* What needs to be done: Once you find the line containing "Read all visible content and emit it as JSON.", please retype it and every line after it to the end of the entries, exactly and with nothing added.

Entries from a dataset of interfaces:
____________________
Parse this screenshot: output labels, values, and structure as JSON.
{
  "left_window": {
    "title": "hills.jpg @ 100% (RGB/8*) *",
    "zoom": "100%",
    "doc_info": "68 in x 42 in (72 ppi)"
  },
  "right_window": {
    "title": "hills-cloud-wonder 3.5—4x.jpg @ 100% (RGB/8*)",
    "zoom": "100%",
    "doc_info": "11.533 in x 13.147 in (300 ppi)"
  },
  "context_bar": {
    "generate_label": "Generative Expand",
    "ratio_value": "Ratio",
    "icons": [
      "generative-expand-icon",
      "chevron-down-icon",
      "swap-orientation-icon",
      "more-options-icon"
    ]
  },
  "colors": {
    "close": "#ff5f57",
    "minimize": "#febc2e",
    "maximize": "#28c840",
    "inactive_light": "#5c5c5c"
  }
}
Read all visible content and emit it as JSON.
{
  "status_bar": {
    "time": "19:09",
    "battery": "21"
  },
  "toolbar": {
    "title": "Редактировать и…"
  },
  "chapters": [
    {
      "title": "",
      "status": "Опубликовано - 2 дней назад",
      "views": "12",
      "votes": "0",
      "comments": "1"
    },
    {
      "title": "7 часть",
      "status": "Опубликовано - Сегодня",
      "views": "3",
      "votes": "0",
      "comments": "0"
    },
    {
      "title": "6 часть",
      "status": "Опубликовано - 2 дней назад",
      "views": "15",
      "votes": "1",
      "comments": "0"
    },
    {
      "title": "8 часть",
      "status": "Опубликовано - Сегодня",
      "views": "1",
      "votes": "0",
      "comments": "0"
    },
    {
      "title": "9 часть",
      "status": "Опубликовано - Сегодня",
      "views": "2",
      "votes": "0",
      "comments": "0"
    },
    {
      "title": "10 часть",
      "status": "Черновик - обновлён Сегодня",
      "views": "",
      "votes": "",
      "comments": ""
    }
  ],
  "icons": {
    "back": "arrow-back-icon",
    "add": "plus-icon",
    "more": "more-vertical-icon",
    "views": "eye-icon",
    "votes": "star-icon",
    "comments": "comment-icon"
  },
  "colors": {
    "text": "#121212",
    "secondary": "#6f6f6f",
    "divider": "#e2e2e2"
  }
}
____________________
* Solved exercise:
Read all visible content and emit it as JSON.
{
  "status_bar": {
    "time": "19:09",
    "battery": "21"
  },
  "toolbar": {
    "title": "Редактировать и…"
  },
  "chapters": [
    {
      "title": "",
      "status": "Опубликовано - 2 дней назад",
      "views": "12",
      "votes": "0",
      "comments": "1"
    },
    {
      "title": "7 часть",
      "status": "Опубликовано - Сегодня",
      "views": "3",
      "votes": "0",
      "comments": "0"
    },
    {
      "title": "6 часть",
      "status": "Опубликовано - 2 дней назад",
      "views": "15",
      "votes": "1",
      "comments": "0"
    },
    {
      "title": "8 часть",
      "status": "Опубликовано - Сегодня",
      "views": "1",
      "votes": "0",
      "comments": "0"
    },
    {
      "title": "9 часть",
      "status": "Опубликовано - Сегодня",
      "views": "2",
      "votes": "0",
      "comments": "0"
    },
    {
      "title": "10 часть",
      "status": "Черновик - обновлён Сегодня",
      "views": "",
      "votes": "",
      "comments": ""
    }
  ],
  "icons": {
    "back": "arrow-back-icon",
    "add": "plus-icon",
    "more": "more-vertical-icon",
    "views": "eye-icon",
    "votes": "star-icon",
    "comments": "comment-icon"
  },
  "colors": {
    "text": "#121212",
    "secondary": "#6f6f6f",
    "divider": "#e2e2e2"
  }
}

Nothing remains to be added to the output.